Data extracted from a collection:
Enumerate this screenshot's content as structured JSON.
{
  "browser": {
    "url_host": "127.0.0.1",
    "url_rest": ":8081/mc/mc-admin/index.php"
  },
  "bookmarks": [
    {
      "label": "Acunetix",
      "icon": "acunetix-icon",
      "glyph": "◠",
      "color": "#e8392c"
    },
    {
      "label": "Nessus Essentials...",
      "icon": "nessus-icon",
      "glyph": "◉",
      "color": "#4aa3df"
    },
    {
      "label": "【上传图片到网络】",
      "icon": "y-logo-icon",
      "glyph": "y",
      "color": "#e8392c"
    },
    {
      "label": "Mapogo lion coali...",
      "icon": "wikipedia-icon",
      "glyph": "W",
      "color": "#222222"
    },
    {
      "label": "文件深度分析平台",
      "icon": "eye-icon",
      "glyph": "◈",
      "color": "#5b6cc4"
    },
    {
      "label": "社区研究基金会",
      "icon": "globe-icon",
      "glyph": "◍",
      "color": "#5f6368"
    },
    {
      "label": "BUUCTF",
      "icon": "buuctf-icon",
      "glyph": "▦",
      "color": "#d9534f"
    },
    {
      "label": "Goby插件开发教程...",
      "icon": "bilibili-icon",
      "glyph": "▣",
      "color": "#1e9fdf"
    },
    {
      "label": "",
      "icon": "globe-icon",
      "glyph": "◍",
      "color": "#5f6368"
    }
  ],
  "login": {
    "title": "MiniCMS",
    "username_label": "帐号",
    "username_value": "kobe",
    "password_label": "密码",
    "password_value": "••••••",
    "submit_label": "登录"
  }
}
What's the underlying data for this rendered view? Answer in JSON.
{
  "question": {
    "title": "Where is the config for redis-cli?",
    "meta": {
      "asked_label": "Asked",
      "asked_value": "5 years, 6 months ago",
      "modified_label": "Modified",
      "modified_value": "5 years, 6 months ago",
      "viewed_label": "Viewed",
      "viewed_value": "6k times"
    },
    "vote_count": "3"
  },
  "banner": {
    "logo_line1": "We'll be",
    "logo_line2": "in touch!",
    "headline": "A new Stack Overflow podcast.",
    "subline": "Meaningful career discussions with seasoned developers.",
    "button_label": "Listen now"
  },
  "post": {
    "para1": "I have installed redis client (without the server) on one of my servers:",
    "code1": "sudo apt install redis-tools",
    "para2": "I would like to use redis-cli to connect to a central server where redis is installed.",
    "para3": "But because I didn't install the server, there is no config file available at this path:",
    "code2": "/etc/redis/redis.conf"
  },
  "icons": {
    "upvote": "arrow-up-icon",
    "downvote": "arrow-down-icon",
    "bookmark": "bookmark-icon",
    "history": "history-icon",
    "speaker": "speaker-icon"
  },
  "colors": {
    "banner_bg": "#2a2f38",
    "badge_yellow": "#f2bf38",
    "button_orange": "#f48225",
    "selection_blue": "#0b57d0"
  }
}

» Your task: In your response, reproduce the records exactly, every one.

» Written answer:
Enumerate this screenshot's content as structured JSON.
{
  "browser": {
    "url_host": "127.0.0.1",
    "url_rest": ":8081/mc/mc-admin/index.php"
  },
  "bookmarks": [
    {
      "label": "Acunetix",
      "icon": "acunetix-icon",
      "glyph": "◠",
      "color": "#e8392c"
    },
    {
      "label": "Nessus Essentials...",
      "icon": "nessus-icon",
      "glyph": "◉",
      "color": "#4aa3df"
    },
    {
      "label": "【上传图片到网络】",
      "icon": "y-logo-icon",
      "glyph": "y",
      "color": "#e8392c"
    },
    {
      "label": "Mapogo lion coali...",
      "icon": "wikipedia-icon",
      "glyph": "W",
      "color": "#222222"
    },
    {
      "label": "文件深度分析平台",
      "icon": "eye-icon",
      "glyph": "◈",
      "color": "#5b6cc4"
    },
    {
      "label": "社区研究基金会",
      "icon": "globe-icon",
      "glyph": "◍",
      "color": "#5f6368"
    },
    {
      "label": "BUUCTF",
      "icon": "buuctf-icon",
      "glyph": "▦",
      "color": "#d9534f"
    },
    {
      "label": "Goby插件开发教程...",
      "icon": "bilibili-icon",
      "glyph": "▣",
      "color": "#1e9fdf"
    },
    {
      "label": "",
      "icon": "globe-icon",
      "glyph": "◍",
      "color": "#5f6368"
    }
  ],
  "login": {
    "title": "MiniCMS",
    "username_label": "帐号",
    "username_value": "kobe",
    "password_label": "密码",
    "password_value": "••••••",
    "submit_label": "登录"
  }
}
What's the underlying data for this rendered view? Answer in JSON.
{
  "question": {
    "title": "Where is the config for redis-cli?",
    "meta": {
      "asked_label": "Asked",
      "asked_value": "5 years, 6 months ago",
      "modified_label": "Modified",
      "modified_value": "5 years, 6 months ago",
      "viewed_label": "Viewed",
      "viewed_value": "6k times"
    },
    "vote_count": "3"
  },
  "banner": {
    "logo_line1": "We'll be",
    "logo_line2": "in touch!",
    "headline": "A new Stack Overflow podcast.",
    "subline": "Meaningful career discussions with seasoned developers.",
    "button_label": "Listen now"
  },
  "post": {
    "para1": "I have installed redis client (without the server) on one of my servers:",
    "code1": "sudo apt install redis-tools",
    "para2": "I would like to use redis-cli to connect to a central server where redis is installed.",
    "para3": "But because I didn't install the server, there is no config file available at this path:",
    "code2": "/etc/redis/redis.conf"
  },
  "icons": {
    "upvote": "arrow-up-icon",
    "downvote": "arrow-down-icon",
    "bookmark": "bookmark-icon",
    "history": "history-icon",
    "speaker": "speaker-icon"
  },
  "colors": {
    "banner_bg": "#2a2f38",
    "badge_yellow": "#f2bf38",
    "button_orange": "#f48225",
    "selection_blue": "#0b57d0"
  }
}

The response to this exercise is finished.